#### INFORMATION ####
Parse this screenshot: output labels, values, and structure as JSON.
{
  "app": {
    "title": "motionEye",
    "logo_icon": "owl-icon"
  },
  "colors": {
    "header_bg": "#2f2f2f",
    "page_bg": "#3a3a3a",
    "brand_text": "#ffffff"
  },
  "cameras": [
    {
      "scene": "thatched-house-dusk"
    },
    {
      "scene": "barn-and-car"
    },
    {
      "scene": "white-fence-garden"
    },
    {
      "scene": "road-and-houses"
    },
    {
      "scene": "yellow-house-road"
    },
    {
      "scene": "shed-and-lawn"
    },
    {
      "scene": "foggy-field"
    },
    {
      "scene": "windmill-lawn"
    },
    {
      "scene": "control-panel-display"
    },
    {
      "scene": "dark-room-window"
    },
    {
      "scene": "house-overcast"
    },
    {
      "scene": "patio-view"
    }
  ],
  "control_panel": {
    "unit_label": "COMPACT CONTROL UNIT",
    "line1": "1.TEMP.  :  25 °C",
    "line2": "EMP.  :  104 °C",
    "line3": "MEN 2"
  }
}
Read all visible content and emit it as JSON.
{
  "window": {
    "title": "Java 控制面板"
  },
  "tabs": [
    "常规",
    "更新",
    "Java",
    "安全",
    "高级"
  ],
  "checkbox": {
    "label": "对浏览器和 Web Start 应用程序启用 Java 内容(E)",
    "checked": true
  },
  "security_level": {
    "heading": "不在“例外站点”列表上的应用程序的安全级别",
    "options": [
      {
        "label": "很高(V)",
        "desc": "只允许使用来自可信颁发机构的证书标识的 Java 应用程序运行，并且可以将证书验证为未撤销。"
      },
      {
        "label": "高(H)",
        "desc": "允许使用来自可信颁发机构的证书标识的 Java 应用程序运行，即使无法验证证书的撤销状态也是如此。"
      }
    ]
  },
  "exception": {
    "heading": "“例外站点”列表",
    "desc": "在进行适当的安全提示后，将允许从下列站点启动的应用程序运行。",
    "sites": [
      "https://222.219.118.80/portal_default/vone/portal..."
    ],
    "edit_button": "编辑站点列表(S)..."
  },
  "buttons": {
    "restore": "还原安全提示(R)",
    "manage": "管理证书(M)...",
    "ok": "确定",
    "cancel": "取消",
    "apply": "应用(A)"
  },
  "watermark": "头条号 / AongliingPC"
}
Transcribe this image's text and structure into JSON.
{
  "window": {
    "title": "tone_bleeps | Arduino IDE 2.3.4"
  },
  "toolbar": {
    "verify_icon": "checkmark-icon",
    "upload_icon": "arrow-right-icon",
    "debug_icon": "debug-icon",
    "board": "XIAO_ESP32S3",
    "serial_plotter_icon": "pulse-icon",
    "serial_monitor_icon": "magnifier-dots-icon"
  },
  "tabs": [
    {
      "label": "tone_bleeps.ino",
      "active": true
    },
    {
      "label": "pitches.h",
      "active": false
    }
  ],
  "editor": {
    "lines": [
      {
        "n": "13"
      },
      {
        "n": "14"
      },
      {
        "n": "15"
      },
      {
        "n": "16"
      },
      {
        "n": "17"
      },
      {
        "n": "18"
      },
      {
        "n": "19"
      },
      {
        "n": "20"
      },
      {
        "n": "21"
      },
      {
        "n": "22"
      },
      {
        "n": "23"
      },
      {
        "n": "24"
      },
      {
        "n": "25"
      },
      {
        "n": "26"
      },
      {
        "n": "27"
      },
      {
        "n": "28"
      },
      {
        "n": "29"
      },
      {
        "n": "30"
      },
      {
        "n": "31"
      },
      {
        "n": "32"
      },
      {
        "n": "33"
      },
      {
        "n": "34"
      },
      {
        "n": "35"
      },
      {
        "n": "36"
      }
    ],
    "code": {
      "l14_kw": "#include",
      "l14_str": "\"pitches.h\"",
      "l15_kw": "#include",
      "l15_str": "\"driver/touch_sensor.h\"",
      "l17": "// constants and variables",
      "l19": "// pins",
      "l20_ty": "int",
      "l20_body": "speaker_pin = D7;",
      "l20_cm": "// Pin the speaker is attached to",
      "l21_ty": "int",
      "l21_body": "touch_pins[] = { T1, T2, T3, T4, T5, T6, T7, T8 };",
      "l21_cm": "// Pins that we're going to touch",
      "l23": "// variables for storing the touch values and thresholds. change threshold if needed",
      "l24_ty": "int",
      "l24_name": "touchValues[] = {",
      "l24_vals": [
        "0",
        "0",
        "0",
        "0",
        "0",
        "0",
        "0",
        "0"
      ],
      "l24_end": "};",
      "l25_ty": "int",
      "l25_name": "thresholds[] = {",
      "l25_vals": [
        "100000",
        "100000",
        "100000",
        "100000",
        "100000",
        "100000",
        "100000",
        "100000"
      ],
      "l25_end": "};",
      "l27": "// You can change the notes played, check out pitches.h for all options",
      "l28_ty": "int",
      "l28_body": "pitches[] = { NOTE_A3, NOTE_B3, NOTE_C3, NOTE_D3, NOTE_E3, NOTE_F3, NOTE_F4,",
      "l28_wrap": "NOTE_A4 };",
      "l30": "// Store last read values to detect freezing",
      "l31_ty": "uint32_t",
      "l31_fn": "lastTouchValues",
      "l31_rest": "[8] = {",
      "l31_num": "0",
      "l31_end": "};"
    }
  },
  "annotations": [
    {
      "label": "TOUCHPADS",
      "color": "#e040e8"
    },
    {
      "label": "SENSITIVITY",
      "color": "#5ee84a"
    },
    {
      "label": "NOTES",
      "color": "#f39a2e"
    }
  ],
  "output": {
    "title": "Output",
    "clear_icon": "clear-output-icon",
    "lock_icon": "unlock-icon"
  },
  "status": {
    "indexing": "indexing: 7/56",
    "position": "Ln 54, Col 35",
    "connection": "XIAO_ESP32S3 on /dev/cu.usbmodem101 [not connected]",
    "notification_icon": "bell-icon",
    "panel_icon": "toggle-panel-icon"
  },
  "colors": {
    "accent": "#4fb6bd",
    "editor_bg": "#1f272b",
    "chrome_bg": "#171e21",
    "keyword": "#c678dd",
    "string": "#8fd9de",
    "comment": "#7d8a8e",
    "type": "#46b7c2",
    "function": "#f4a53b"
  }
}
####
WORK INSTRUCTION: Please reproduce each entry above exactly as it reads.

OUTPUT OF THE EXERCISE:
Parse this screenshot: output labels, values, and structure as JSON.
{
  "app": {
    "title": "motionEye",
    "logo_icon": "owl-icon"
  },
  "colors": {
    "header_bg": "#2f2f2f",
    "page_bg": "#3a3a3a",
    "brand_text": "#ffffff"
  },
  "cameras": [
    {
      "scene": "thatched-house-dusk"
    },
    {
      "scene": "barn-and-car"
    },
    {
      "scene": "white-fence-garden"
    },
    {
      "scene": "road-and-houses"
    },
    {
      "scene": "yellow-house-road"
    },
    {
      "scene": "shed-and-lawn"
    },
    {
      "scene": "foggy-field"
    },
    {
      "scene": "windmill-lawn"
    },
    {
      "scene": "control-panel-display"
    },
    {
      "scene": "dark-room-window"
    },
    {
      "scene": "house-overcast"
    },
    {
      "scene": "patio-view"
    }
  ],
  "control_panel": {
    "unit_label": "COMPACT CONTROL UNIT",
    "line1": "1.TEMP.  :  25 °C",
    "line2": "EMP.  :  104 °C",
    "line3": "MEN 2"
  }
}
Read all visible content and emit it as JSON.
{
  "window": {
    "title": "Java 控制面板"
  },
  "tabs": [
    "常规",
    "更新",
    "Java",
    "安全",
    "高级"
  ],
  "checkbox": {
    "label": "对浏览器和 Web Start 应用程序启用 Java 内容(E)",
    "checked": true
  },
  "security_level": {
    "heading": "不在“例外站点”列表上的应用程序的安全级别",
    "options": [
      {
        "label": "很高(V)",
        "desc": "只允许使用来自可信颁发机构的证书标识的 Java 应用程序运行，并且可以将证书验证为未撤销。"
      },
      {
        "label": "高(H)",
        "desc": "允许使用来自可信颁发机构的证书标识的 Java 应用程序运行，即使无法验证证书的撤销状态也是如此。"
      }
    ]
  },
  "exception": {
    "heading": "“例外站点”列表",
    "desc": "在进行适当的安全提示后，将允许从下列站点启动的应用程序运行。",
    "sites": [
      "https://222.219.118.80/portal_default/vone/portal..."
    ],
    "edit_button": "编辑站点列表(S)..."
  },
  "buttons": {
    "restore": "还原安全提示(R)",
    "manage": "管理证书(M)...",
    "ok": "确定",
    "cancel": "取消",
    "apply": "应用(A)"
  },
  "watermark": "头条号 / AongliingPC"
}
Transcribe this image's text and structure into JSON.
{
  "window": {
    "title": "tone_bleeps | Arduino IDE 2.3.4"
  },
  "toolbar": {
    "verify_icon": "checkmark-icon",
    "upload_icon": "arrow-right-icon",
    "debug_icon": "debug-icon",
    "board": "XIAO_ESP32S3",
    "serial_plotter_icon": "pulse-icon",
    "serial_monitor_icon": "magnifier-dots-icon"
  },
  "tabs": [
    {
      "label": "tone_bleeps.ino",
      "active": true
    },
    {
      "label": "pitches.h",
      "active": false
    }
  ],
  "editor": {
    "lines": [
      {
        "n": "13"
      },
      {
        "n": "14"
      },
      {
        "n": "15"
      },
      {
        "n": "16"
      },
      {
        "n": "17"
      },
      {
        "n": "18"
      },
      {
        "n": "19"
      },
      {
        "n": "20"
      },
      {
        "n": "21"
      },
      {
        "n": "22"
      },
      {
        "n": "23"
      },
      {
        "n": "24"
      },
      {
        "n": "25"
      },
      {
        "n": "26"
      },
      {
        "n": "27"
      },
      {
        "n": "28"
      },
      {
        "n": "29"
      },
      {
        "n": "30"
      },
      {
        "n": "31"
      },
      {
        "n": "32"
      },
      {
        "n": "33"
      },
      {
        "n": "34"
      },
      {
        "n": "35"
      },
      {
        "n": "36"
      }
    ],
    "code": {
      "l14_kw": "#include",
      "l14_str": "\"pitches.h\"",
      "l15_kw": "#include",
      "l15_str": "\"driver/touch_sensor.h\"",
      "l17": "// constants and variables",
      "l19": "// pins",
      "l20_ty": "int",
      "l20_body": "speaker_pin = D7;",
      "l20_cm": "// Pin the speaker is attached to",
      "l21_ty": "int",
      "l21_body": "touch_pins[] = { T1, T2, T3, T4, T5, T6, T7, T8 };",
      "l21_cm": "// Pins that we're going to touch",
      "l23": "// variables for storing the touch values and thresholds. change threshold if needed",
      "l24_ty": "int",
      "l24_name": "touchValues[] = {",
      "l24_vals": [
        "0",
        "0",
        "0",
        "0",
        "0",
        "0",
        "0",
        "0"
      ],
      "l24_end": "};",
      "l25_ty": "int",
      "l25_name": "thresholds[] = {",
      "l25_vals": [
        "100000",
        "100000",
        "100000",
        "100000",
        "100000",
        "100000",
        "100000",
        "100000"
      ],
      "l25_end": "};",
      "l27": "// You can change the notes played, check out pitches.h for all options",
      "l28_ty": "int",
      "l28_body": "pitches[] = { NOTE_A3, NOTE_B3, NOTE_C3, NOTE_D3, NOTE_E3, NOTE_F3, NOTE_F4,",
      "l28_wrap": "NOTE_A4 };",
      "l30": "// Store last read values to detect freezing",
      "l31_ty": "uint32_t",
      "l31_fn": "lastTouchValues",
      "l31_rest": "[8] = {",
      "l31_num": "0",
      "l31_end": "};"
    }
  },
  "annotations": [
    {
      "label": "TOUCHPADS",
      "color": "#e040e8"
    },
    {
      "label": "SENSITIVITY",
      "color": "#5ee84a"
    },
    {
      "label": "NOTES",
      "color": "#f39a2e"
    }
  ],
  "output": {
    "title": "Output",
    "clear_icon": "clear-output-icon",
    "lock_icon": "unlock-icon"
  },
  "status": {
    "indexing": "indexing: 7/56",
    "position": "Ln 54, Col 35",
    "connection": "XIAO_ESP32S3 on /dev/cu.usbmodem101 [not connected]",
    "notification_icon": "bell-icon",
    "panel_icon": "toggle-panel-icon"
  },
  "colors": {
    "accent": "#4fb6bd",
    "editor_bg": "#1f272b",
    "chrome_bg": "#171e21",
    "keyword": "#c678dd",
    "string": "#8fd9de",
    "comment": "#7d8a8e",
    "type": "#46b7c2",
    "function": "#f4a53b"
  }
}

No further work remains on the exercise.